Choline supplementation is important because low intake levels can lead to fatigue, muscle dysfunction, and can also impair brain function and memory.1 Dietary supplement sources include krill oil, which is a rich source of the phospholipid phosphatidylcholine and free choline from choline salts such as choline bitartrate or choline chloride. Phosphatidylcholine is either absorbed intact or after hydrolysis by phospholipase D, by which free choline is liberated from the structure. Free choline doesn’t require an enzymatic conversion step.
Choline from dietary supplements are then converted into different metabolites such as betaine, an oxidation product of free choline, and dimethylglycine (DMG), a metabolite of betaine. Trimethylamine N-oxide (TMAO) is metabolized in the host liver from trimethylamine (TMA), which is, in turn, primarily generated from dietary choline, betaine, L-carnitine, and its metabolite y-butyrobetaine, by the action of gut microbiota.1
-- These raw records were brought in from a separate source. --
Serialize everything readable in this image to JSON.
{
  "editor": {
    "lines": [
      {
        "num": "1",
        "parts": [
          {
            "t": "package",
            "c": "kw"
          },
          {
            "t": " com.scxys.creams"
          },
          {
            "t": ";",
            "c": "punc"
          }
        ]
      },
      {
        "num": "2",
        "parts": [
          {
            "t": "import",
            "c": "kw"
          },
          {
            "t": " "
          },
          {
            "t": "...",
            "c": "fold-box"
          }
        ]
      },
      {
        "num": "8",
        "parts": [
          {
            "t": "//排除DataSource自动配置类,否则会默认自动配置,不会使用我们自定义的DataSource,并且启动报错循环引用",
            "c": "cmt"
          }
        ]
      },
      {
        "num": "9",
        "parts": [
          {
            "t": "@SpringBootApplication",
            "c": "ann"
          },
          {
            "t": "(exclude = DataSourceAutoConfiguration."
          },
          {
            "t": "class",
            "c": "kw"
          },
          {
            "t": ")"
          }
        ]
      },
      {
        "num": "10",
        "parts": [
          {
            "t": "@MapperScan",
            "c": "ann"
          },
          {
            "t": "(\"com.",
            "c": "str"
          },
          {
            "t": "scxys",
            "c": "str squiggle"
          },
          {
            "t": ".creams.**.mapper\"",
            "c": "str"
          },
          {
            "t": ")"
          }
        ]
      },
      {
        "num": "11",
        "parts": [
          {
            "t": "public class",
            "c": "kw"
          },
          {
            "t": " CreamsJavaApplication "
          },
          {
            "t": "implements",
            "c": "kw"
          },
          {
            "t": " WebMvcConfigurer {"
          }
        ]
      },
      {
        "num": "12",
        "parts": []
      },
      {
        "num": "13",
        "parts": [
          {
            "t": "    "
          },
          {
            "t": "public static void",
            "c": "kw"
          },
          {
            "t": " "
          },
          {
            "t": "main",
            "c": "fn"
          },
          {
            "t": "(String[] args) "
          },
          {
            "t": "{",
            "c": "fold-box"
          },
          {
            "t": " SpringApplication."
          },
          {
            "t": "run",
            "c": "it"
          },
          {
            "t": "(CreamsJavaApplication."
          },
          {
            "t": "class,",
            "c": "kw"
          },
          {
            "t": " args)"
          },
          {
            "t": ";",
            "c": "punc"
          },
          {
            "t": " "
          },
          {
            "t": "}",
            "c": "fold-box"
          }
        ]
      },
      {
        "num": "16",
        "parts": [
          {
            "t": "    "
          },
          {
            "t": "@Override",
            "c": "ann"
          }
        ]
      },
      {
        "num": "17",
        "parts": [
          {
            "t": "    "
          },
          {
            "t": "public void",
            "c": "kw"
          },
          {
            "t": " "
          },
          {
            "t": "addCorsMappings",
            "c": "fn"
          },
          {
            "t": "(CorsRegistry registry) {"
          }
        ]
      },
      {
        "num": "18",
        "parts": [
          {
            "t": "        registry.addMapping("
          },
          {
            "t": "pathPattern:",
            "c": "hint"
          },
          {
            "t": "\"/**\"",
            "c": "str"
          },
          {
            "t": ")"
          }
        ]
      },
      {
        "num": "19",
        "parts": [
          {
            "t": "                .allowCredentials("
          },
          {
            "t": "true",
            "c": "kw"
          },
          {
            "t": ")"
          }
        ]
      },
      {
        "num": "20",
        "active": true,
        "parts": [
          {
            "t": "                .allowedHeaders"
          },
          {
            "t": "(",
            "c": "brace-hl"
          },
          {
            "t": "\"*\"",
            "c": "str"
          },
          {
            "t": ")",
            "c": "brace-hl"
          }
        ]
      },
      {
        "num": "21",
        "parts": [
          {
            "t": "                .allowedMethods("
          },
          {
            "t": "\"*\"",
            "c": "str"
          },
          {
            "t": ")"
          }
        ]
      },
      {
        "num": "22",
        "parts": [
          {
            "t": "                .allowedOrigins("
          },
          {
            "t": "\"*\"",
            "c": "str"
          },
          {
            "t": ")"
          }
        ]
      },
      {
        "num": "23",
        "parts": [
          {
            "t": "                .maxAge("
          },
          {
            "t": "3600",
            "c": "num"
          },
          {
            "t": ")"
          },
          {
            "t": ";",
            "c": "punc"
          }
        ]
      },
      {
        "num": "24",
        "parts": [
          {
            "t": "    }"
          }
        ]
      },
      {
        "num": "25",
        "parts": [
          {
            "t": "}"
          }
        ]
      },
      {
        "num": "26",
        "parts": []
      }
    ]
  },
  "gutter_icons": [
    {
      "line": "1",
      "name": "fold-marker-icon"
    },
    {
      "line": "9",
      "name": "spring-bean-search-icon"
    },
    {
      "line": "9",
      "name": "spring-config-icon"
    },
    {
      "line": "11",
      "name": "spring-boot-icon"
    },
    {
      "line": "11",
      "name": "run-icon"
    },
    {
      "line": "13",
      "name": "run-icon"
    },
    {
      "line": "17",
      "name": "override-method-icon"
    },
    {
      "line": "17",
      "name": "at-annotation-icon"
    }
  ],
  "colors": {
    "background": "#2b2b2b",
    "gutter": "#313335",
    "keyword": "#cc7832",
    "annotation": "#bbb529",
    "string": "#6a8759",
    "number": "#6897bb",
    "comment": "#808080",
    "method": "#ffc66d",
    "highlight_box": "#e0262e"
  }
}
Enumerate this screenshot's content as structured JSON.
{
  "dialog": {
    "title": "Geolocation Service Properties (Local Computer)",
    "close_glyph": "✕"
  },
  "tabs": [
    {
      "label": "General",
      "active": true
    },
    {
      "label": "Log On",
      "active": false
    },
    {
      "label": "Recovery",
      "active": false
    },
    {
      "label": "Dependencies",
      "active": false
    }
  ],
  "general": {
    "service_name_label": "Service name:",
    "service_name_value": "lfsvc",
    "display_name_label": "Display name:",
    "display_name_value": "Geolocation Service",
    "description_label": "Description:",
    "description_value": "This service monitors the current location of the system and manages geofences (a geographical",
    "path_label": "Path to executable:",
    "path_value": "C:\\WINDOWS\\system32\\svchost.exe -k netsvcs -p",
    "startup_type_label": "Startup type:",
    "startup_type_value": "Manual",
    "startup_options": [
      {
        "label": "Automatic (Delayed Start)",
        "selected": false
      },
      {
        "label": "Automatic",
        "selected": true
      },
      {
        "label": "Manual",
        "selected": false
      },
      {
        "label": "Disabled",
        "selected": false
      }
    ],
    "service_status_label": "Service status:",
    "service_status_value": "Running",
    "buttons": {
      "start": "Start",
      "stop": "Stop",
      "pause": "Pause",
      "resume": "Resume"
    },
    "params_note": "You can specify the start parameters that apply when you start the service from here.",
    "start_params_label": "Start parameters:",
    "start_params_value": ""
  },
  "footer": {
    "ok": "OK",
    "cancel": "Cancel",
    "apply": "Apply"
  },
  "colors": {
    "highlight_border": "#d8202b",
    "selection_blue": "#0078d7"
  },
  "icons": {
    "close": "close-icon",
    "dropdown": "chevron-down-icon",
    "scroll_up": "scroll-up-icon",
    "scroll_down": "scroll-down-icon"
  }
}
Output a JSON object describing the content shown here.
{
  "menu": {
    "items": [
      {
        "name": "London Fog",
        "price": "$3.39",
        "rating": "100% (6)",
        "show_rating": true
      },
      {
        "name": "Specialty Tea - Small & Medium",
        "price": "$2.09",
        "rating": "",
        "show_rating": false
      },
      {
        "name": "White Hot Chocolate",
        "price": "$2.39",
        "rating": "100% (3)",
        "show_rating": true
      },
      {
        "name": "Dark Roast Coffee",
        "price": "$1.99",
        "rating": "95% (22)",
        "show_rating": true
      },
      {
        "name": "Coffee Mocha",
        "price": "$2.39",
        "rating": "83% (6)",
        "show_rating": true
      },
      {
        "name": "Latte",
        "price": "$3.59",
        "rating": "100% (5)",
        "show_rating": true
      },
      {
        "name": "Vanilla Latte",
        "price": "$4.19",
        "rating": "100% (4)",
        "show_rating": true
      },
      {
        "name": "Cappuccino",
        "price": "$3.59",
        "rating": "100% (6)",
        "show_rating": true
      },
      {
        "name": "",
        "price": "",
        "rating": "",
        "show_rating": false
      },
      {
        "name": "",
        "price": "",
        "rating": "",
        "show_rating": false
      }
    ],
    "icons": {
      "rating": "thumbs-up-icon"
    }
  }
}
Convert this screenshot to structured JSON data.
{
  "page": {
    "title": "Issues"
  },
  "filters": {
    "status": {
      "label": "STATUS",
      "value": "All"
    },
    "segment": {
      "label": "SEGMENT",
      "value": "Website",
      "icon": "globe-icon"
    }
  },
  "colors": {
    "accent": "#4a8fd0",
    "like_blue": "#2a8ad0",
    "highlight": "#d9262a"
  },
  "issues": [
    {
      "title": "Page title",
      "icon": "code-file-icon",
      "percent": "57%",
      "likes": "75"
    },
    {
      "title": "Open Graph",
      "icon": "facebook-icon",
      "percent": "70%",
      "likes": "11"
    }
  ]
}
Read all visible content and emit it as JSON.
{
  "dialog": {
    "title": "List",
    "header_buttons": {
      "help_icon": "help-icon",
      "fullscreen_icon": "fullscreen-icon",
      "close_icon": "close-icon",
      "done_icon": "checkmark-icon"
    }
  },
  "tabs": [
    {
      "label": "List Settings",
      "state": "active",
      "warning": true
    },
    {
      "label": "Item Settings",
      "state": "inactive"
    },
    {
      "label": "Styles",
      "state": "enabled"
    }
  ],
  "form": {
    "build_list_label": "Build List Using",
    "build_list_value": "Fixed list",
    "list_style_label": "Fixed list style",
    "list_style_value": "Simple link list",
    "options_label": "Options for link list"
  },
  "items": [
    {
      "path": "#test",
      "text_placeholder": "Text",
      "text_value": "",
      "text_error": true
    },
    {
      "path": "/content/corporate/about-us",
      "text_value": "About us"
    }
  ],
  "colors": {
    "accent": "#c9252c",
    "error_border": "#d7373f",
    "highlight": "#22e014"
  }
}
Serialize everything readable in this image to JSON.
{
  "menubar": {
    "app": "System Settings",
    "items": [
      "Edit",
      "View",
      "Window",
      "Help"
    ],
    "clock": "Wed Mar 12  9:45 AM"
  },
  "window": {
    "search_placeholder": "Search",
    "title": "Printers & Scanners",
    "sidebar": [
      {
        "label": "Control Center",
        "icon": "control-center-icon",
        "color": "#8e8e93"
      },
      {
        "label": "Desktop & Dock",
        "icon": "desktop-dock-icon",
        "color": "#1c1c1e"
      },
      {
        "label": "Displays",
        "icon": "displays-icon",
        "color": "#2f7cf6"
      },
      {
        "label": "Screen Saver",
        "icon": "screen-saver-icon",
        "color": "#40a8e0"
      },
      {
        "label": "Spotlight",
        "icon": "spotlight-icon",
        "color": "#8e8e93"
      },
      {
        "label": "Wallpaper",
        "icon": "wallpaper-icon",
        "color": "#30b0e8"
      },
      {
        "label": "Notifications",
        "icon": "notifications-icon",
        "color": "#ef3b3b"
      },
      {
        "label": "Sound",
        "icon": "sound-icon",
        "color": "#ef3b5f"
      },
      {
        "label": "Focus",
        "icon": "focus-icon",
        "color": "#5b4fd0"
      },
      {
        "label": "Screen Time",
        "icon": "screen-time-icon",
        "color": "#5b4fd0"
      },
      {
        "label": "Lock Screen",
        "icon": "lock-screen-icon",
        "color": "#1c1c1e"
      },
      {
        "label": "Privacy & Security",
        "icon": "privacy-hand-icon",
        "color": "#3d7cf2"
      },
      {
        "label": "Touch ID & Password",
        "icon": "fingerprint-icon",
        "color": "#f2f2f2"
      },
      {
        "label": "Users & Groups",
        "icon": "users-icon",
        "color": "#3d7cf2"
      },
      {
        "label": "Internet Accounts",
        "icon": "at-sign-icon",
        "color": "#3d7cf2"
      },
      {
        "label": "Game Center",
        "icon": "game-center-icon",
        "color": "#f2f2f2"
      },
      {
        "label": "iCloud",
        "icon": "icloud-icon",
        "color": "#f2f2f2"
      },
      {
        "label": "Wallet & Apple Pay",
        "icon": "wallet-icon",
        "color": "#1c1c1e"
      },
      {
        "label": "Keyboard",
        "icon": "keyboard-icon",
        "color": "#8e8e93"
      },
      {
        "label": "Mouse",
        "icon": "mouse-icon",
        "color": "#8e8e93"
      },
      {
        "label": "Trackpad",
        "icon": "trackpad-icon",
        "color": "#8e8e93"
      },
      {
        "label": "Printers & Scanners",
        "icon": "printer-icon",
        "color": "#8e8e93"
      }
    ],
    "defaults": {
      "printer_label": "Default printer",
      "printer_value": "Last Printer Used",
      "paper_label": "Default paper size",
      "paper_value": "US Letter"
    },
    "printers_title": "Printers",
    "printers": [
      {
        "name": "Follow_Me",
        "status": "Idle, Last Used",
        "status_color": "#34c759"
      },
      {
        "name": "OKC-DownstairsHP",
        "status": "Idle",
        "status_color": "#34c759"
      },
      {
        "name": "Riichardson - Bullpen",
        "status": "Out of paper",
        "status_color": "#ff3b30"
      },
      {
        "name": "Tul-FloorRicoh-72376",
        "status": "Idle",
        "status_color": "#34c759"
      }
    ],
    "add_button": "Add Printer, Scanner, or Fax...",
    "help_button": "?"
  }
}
TMAO is a waste product of choline metabolism, but it may also be a risk factor and prognostic marker in the development of diseases and outcome of disorders such as cardiovascular disease, renal disease, type II diabetes, colorectal cancer, and neurological disorders.1 A study published in Nutrients1 compared the pharmacokinetics of free choline and of selected choline metabolites from a single dose of phosphatidylcholine present in the branded SuperbaBoost krill oil (from Aker BioMarine; Lysaker, Norway), and choline bitartrate salts. Fish oil was used as placebo.
Results showed that both products significantly increased choline concentrations up to the eight-hour time point, compared to placebo. The metabolite betaine also increased significantly for both choline bitartrate and krill oil, compared to placebo, but at its peak at the eight-hour point, concentrations of betaine were significantly higher after krill oil consumptions. Betaine is important for the formation of the essential amino acid methionine.
Concentrations of the metabolite DMG were significantly higher for both choline bitartrate and krill oil, compared to placebo. DMG is a metabolite of betaine that is an important source of the amino acid glycine and methyl groups for biochemical reactions. The study also found that while both choline bitartrate and krill oil significantly increased levels of TMAO, compared to placebo, the concentrations of TMAO following choline bitartrate were about 13 times higher compared to krill oil.
“That is the main finding in the paper is that you get phosphatidylcholine while getting omegas, and you get your choline without feeding bacteria,” said Nils Hoem, chief scientist for Aker BioMarine to Nutritional Outlook. Considering concerns about the effects of TMAO, the study shows that krill oil may be a safer source of choline.
1. Mödinger Y et al. “Plasma kinetics of choline and choline metabolites after a single dose of SuperbaBoost krill oil or choline bitartrate in healthy volunteers.” Nutrients, vol. 11 (2019): 2548